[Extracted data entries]
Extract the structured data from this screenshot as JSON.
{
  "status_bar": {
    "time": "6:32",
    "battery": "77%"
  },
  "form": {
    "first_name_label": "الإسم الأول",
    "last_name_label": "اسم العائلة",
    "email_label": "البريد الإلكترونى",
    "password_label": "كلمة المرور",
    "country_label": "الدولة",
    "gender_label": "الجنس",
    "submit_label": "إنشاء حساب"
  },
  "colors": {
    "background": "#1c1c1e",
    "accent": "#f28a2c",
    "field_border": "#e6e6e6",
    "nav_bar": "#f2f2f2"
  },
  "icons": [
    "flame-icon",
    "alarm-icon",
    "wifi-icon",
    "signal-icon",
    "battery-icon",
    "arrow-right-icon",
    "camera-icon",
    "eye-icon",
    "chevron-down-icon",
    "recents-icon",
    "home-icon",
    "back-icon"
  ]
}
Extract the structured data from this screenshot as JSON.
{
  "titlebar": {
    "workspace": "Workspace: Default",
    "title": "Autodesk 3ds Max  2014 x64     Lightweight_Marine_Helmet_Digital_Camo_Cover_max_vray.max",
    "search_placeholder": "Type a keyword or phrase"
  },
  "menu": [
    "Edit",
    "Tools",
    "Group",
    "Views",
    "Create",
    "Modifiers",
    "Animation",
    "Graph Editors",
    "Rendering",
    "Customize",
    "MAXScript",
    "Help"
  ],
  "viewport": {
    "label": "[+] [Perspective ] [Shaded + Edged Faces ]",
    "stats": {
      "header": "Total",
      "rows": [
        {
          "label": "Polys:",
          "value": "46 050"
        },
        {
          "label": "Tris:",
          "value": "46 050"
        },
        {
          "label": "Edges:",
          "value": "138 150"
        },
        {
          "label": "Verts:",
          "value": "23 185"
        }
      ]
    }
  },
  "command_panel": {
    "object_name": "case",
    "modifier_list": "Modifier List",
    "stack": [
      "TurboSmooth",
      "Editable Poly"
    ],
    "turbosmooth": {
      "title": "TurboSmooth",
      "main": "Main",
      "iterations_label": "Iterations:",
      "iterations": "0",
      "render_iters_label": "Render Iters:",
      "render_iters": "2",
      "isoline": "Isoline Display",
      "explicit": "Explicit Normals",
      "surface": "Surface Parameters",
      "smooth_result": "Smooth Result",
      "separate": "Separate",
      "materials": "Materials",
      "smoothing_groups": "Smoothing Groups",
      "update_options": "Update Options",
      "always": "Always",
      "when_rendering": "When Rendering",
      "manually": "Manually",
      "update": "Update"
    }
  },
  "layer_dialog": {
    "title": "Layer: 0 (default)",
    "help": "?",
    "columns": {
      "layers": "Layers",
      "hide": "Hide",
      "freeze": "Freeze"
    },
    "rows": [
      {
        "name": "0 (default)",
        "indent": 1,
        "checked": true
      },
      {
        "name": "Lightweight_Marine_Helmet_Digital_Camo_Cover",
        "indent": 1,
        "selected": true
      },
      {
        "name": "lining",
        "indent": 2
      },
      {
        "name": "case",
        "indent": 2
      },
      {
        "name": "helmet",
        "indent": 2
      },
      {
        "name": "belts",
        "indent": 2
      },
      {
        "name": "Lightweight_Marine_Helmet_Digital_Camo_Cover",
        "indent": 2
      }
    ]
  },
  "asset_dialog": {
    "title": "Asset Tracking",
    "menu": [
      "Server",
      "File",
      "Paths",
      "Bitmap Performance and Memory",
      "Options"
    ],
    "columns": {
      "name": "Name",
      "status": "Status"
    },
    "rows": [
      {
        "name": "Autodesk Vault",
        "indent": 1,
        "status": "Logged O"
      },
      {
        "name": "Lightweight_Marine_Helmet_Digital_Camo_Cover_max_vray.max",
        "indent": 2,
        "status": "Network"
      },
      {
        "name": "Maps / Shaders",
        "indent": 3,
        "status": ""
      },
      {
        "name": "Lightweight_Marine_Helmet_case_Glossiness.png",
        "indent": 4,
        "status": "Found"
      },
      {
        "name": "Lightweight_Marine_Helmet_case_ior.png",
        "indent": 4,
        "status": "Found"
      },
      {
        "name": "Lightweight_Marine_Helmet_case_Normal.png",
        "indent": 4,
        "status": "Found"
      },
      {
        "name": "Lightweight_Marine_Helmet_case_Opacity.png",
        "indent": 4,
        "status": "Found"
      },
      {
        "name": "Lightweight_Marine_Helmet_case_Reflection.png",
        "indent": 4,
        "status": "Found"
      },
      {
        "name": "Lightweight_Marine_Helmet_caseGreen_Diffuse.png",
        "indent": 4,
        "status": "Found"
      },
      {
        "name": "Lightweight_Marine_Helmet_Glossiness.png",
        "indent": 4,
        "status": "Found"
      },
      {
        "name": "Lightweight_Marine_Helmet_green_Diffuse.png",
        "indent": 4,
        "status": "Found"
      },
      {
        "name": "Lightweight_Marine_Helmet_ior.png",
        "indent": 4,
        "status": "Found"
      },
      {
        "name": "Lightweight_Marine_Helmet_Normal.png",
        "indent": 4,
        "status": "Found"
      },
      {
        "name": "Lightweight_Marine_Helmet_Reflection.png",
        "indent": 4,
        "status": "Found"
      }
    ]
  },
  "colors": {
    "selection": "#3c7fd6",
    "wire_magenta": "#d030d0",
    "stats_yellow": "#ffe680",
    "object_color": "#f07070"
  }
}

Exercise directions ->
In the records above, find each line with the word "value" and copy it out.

Exercise result ->
          "value": "46 050"
          "value": "46 050"
          "value": "138 150"
          "value": "23 185"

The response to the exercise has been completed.